For the word "Used", state how many lines of the data include it. Respond with the number only.

App and web page records:
- - -

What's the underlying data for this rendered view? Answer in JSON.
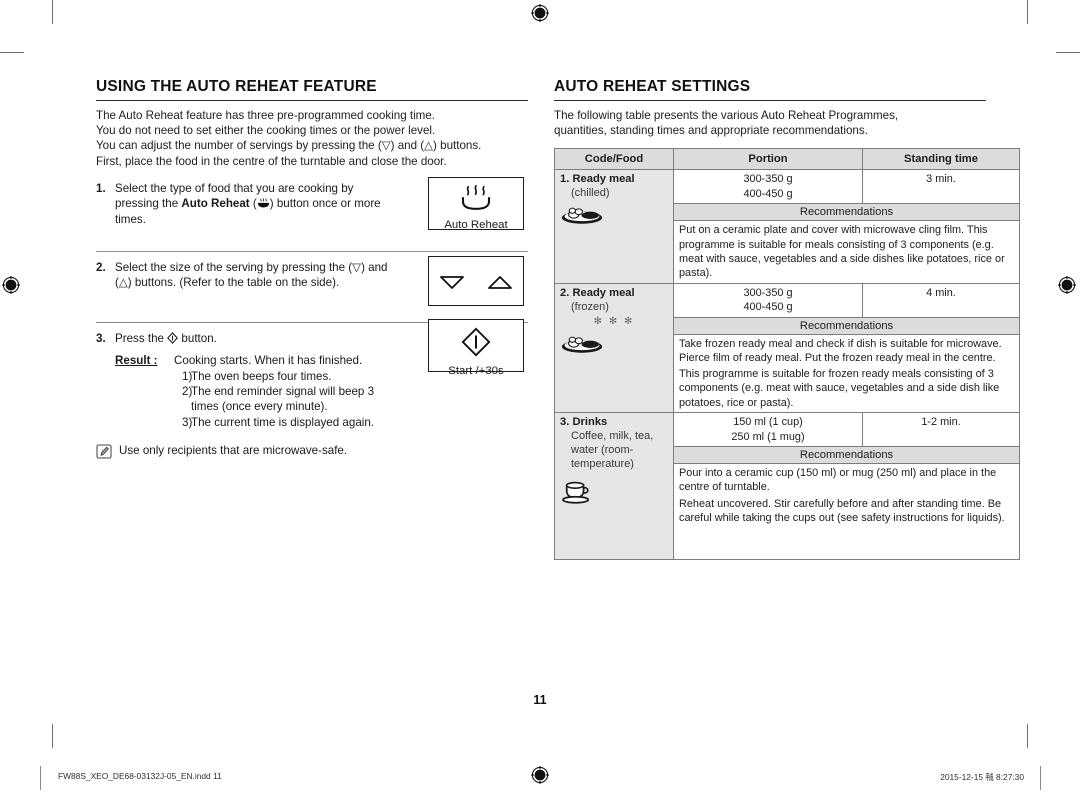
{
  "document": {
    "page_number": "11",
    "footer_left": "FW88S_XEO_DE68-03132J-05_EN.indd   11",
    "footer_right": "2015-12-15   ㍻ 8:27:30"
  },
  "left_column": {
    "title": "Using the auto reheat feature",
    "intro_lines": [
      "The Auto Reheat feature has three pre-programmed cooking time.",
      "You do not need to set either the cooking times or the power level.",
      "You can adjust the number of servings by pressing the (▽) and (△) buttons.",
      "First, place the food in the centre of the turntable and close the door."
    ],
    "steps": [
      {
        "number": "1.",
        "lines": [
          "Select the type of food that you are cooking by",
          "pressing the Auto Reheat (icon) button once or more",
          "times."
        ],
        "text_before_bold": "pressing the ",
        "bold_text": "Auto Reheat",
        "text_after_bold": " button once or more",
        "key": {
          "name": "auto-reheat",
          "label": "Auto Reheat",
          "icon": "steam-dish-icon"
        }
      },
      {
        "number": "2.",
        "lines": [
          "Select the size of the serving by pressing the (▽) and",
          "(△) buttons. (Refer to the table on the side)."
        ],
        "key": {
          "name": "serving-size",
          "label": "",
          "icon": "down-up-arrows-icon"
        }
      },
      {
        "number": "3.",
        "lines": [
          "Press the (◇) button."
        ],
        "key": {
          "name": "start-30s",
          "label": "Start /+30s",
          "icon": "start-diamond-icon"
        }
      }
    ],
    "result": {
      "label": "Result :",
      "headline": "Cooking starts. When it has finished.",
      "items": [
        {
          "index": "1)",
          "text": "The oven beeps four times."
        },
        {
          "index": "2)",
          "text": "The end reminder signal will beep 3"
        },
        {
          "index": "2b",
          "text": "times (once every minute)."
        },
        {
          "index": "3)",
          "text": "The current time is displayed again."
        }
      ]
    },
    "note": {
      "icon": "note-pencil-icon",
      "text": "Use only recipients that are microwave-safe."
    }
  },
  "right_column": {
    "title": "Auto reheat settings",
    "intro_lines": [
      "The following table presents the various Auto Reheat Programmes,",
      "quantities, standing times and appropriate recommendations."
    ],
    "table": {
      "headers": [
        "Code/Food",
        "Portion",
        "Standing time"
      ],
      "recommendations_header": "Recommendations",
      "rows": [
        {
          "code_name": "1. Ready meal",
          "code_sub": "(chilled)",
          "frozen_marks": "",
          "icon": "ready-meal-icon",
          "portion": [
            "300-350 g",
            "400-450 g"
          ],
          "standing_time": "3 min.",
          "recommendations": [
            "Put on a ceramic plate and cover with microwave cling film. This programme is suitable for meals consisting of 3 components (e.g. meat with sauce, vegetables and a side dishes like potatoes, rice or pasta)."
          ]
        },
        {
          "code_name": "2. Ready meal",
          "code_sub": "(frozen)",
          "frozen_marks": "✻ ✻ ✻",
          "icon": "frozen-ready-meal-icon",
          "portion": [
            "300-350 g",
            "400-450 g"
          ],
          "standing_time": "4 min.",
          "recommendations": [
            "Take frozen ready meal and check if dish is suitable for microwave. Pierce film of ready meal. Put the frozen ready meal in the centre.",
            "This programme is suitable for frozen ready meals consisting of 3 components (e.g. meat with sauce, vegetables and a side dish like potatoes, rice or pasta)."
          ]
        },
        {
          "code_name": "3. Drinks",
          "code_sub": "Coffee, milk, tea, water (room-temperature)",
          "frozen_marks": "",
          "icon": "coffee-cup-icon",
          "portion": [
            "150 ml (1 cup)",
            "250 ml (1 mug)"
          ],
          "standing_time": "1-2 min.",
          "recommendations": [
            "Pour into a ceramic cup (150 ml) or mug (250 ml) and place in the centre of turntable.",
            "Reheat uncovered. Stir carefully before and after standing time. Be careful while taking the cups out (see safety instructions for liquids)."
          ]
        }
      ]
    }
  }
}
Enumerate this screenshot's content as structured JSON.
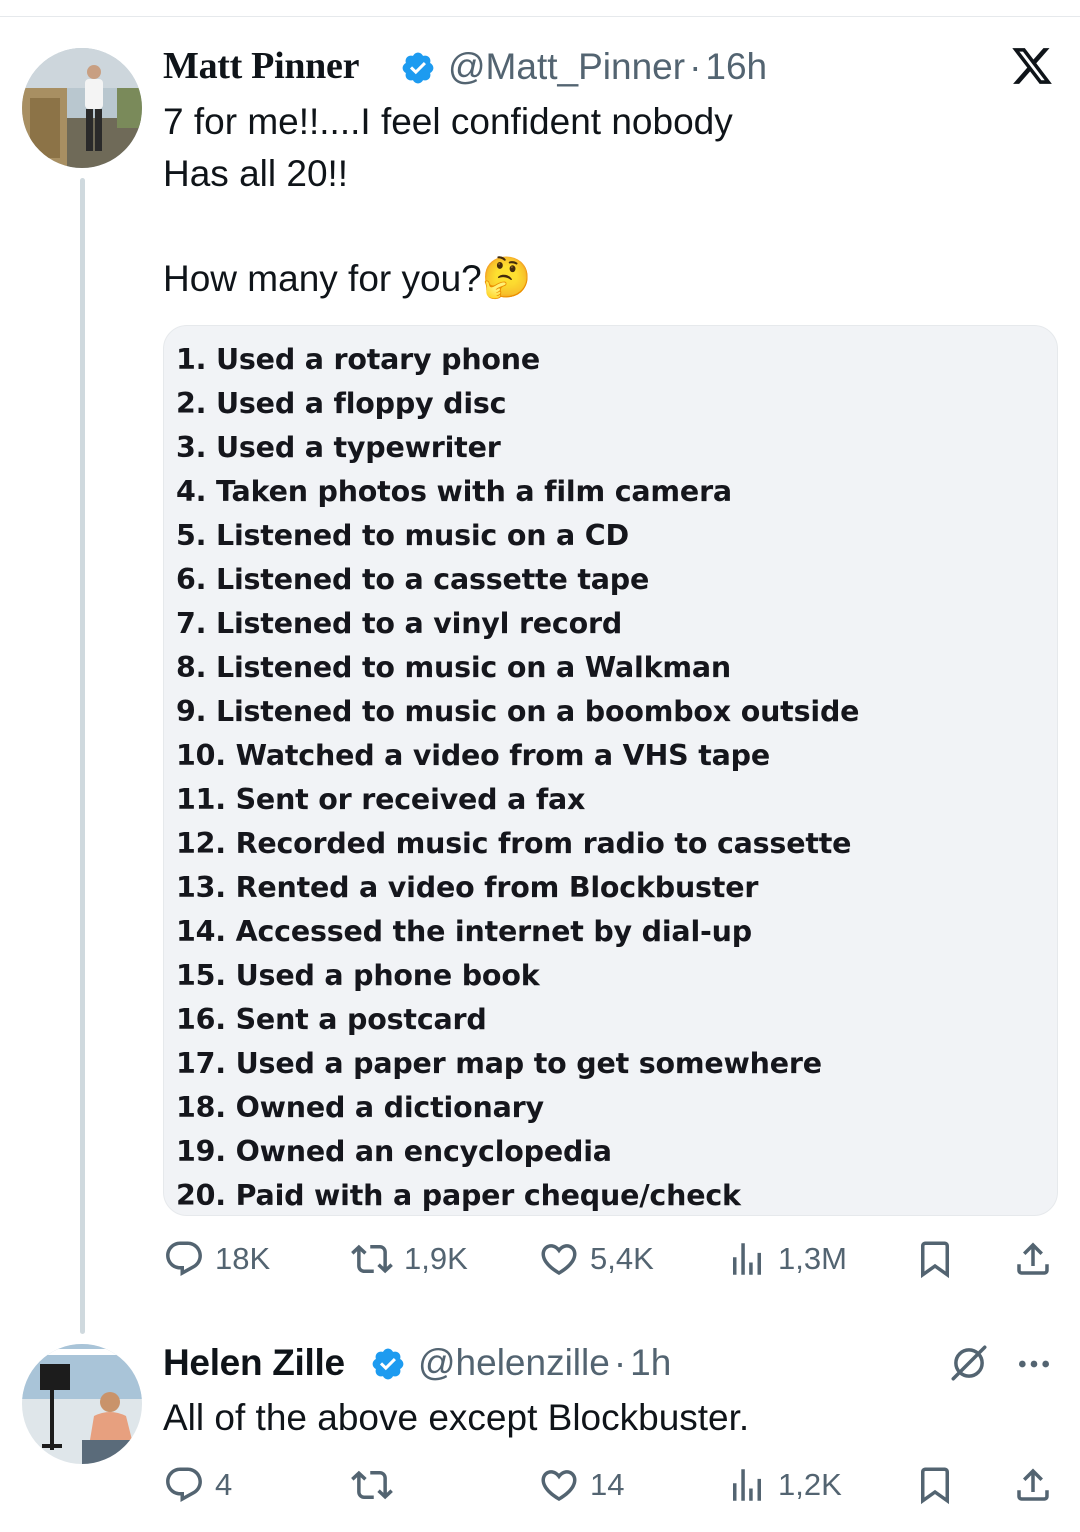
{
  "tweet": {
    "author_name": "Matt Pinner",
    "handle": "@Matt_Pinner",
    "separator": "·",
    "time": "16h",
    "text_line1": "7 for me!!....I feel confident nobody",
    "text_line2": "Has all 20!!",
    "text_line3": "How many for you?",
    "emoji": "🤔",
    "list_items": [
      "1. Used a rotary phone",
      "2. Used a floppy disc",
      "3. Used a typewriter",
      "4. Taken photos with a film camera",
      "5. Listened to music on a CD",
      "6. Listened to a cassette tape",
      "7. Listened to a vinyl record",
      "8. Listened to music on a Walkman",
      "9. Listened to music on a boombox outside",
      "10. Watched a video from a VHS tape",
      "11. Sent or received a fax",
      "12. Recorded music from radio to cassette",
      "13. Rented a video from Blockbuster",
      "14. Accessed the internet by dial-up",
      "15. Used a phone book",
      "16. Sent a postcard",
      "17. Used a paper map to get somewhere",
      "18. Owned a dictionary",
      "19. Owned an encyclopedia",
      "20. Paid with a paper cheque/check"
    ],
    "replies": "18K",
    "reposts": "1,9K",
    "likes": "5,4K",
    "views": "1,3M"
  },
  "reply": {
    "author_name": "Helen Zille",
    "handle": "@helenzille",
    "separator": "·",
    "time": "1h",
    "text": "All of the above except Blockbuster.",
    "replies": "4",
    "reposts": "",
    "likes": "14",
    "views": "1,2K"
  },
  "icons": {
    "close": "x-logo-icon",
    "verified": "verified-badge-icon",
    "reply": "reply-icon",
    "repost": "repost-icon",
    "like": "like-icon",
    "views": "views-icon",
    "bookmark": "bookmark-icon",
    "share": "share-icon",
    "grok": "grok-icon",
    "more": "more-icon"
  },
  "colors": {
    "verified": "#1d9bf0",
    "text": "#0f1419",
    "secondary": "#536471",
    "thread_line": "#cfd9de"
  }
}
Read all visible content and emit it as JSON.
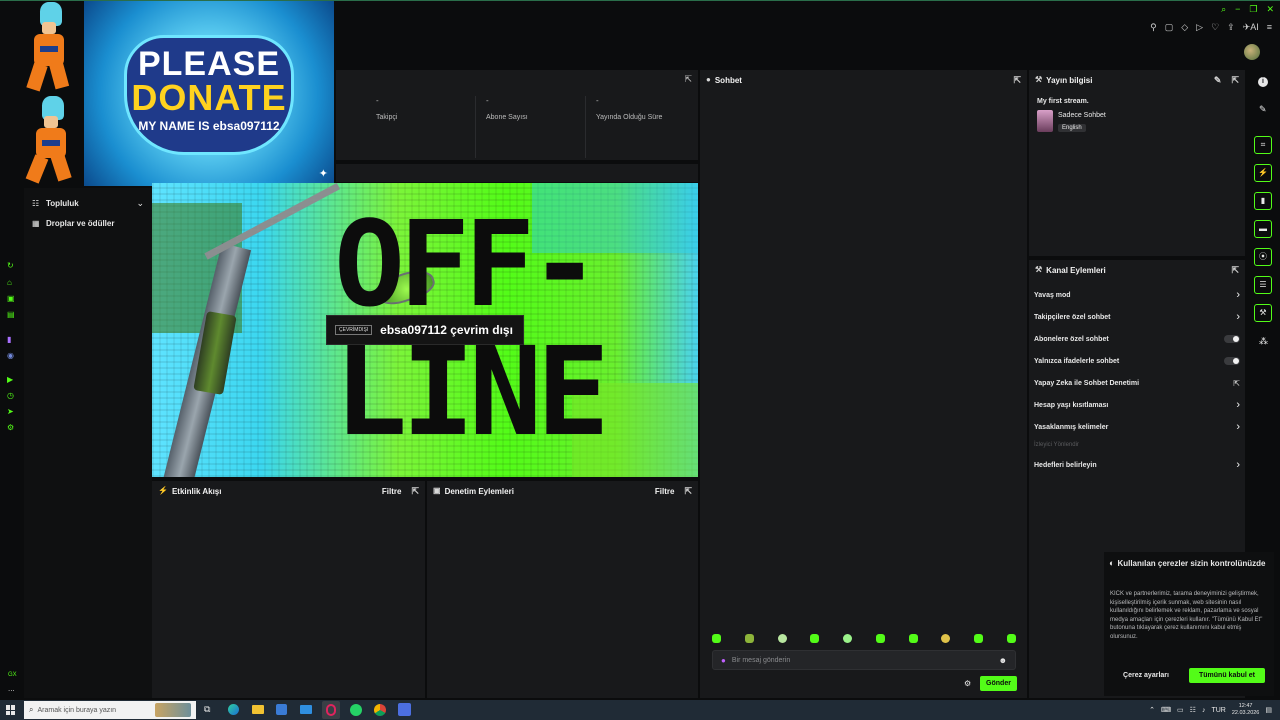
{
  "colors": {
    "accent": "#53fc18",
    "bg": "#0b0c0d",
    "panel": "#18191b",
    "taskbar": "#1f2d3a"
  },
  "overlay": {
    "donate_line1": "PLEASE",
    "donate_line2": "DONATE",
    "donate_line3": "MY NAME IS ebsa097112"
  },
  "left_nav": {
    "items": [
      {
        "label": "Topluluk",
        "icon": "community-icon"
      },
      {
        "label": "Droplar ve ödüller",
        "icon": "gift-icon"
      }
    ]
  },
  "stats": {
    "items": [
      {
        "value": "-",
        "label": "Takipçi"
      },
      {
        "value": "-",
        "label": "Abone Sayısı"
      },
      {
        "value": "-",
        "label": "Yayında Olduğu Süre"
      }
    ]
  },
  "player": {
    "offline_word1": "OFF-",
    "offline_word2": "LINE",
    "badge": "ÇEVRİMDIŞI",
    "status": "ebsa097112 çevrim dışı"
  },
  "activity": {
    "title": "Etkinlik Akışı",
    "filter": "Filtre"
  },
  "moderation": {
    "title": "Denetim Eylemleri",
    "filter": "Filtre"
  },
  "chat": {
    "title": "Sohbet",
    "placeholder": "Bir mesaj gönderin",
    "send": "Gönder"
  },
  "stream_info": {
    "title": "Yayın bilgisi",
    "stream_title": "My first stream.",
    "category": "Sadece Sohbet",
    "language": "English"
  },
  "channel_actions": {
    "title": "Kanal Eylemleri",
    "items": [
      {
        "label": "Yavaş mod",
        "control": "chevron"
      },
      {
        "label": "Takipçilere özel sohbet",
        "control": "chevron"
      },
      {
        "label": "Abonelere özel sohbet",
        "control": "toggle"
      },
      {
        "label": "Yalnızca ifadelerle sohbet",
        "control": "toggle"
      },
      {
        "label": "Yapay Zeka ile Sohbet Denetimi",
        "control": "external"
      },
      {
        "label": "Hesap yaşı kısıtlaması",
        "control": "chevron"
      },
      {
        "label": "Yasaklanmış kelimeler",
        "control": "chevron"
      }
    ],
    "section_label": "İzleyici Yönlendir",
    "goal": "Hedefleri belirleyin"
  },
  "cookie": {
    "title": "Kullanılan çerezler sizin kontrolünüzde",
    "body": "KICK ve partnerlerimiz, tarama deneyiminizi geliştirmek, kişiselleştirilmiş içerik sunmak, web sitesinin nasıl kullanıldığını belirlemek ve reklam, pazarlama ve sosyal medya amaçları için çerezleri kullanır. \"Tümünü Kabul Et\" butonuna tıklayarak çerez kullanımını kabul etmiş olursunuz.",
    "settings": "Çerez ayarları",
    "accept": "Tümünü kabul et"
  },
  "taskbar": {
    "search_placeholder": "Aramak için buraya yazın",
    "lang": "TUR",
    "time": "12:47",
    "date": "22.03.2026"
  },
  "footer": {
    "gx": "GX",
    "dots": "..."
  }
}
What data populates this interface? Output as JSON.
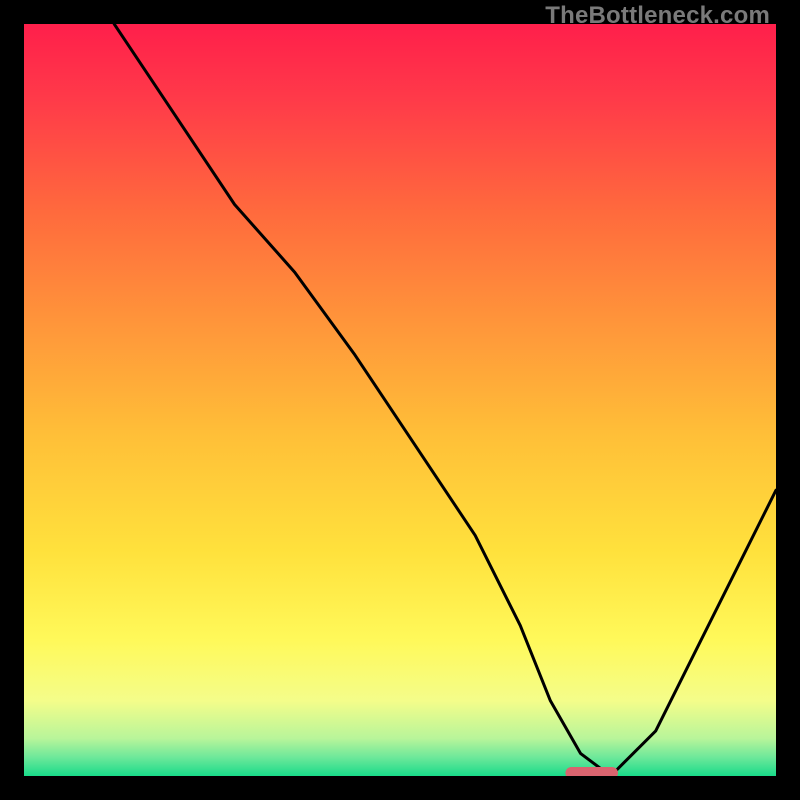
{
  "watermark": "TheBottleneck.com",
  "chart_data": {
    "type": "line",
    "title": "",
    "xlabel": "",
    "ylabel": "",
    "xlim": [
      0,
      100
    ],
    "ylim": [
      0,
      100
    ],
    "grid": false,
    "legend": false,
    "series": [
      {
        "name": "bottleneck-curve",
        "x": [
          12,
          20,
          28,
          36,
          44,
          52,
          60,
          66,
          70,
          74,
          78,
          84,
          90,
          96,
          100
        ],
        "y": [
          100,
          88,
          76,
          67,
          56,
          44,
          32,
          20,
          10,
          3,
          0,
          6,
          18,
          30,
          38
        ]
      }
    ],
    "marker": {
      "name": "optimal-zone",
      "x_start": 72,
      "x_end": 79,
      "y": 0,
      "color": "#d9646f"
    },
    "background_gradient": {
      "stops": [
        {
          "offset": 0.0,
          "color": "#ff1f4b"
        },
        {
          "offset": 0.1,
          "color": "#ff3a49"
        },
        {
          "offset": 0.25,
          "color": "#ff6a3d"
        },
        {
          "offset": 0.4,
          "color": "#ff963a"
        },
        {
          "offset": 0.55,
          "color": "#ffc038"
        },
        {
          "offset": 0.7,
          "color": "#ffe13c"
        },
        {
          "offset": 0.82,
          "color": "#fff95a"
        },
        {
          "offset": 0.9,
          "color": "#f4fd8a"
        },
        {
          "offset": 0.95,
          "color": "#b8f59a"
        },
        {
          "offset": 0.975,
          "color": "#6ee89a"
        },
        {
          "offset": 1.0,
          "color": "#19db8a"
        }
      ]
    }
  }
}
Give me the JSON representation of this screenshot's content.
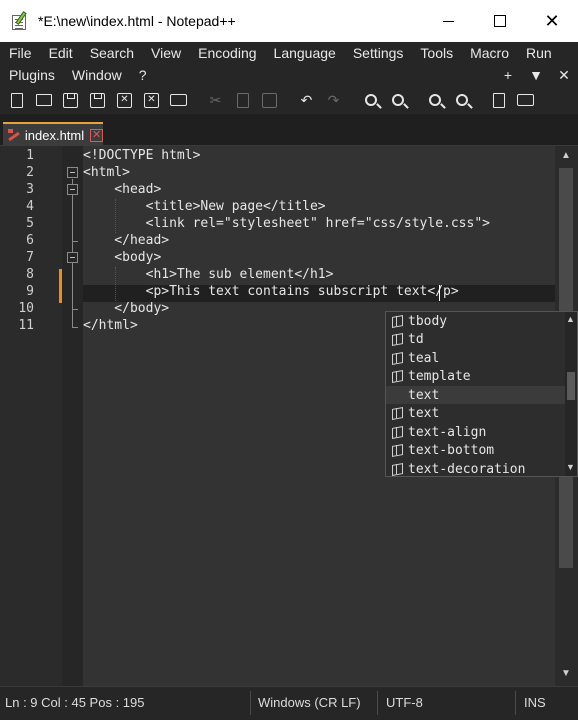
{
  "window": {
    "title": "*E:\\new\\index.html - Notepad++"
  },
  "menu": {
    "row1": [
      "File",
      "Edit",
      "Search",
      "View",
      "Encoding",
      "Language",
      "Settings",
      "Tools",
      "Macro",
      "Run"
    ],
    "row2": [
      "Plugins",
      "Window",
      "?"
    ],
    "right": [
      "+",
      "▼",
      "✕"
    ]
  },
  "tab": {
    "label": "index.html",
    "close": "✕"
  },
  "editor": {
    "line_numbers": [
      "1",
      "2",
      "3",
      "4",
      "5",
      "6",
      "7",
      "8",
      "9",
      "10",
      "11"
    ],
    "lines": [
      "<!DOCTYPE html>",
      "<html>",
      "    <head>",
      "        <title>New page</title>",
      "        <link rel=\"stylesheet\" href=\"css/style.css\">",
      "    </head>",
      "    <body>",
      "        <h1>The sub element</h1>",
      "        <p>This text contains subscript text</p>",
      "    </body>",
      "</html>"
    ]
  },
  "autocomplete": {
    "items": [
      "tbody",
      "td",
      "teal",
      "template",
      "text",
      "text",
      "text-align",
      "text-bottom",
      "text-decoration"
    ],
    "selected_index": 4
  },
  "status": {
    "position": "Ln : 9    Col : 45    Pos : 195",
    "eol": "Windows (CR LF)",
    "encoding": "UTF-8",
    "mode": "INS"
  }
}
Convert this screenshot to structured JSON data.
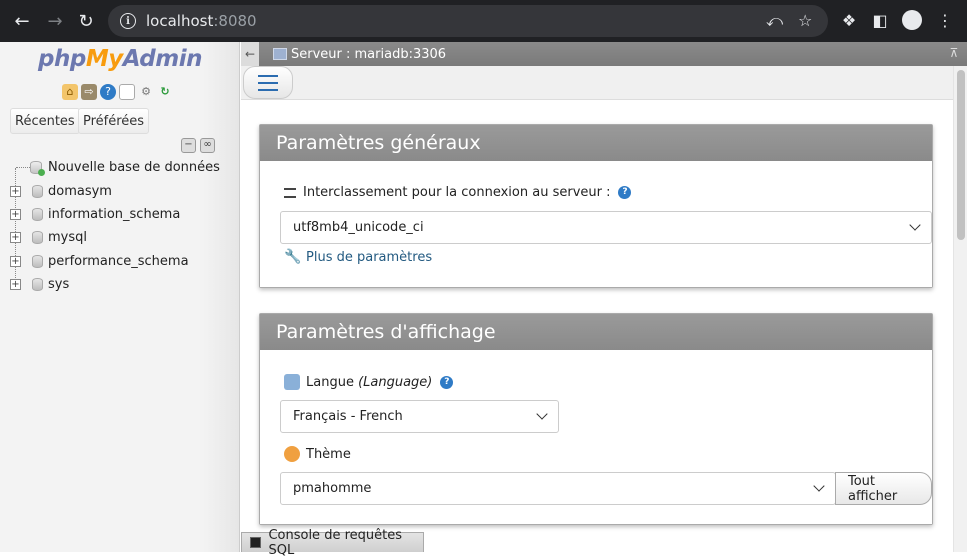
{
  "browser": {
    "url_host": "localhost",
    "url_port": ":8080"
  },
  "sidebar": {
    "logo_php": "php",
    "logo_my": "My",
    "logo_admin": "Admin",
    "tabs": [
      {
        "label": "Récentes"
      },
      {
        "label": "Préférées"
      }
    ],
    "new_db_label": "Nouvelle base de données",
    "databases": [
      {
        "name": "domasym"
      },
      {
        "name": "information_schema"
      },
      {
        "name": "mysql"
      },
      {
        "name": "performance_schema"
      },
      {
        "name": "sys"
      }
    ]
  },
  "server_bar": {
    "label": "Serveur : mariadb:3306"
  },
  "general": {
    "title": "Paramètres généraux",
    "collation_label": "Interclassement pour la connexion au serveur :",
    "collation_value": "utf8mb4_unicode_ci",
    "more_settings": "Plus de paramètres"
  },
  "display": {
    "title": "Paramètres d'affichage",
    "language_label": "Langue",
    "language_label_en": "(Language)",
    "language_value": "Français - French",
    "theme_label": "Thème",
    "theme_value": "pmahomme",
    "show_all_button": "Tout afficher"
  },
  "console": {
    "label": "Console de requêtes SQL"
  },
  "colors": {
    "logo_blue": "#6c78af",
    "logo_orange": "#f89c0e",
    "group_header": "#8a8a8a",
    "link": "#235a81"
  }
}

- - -

**SOLUTION FOR THIS TASK**
5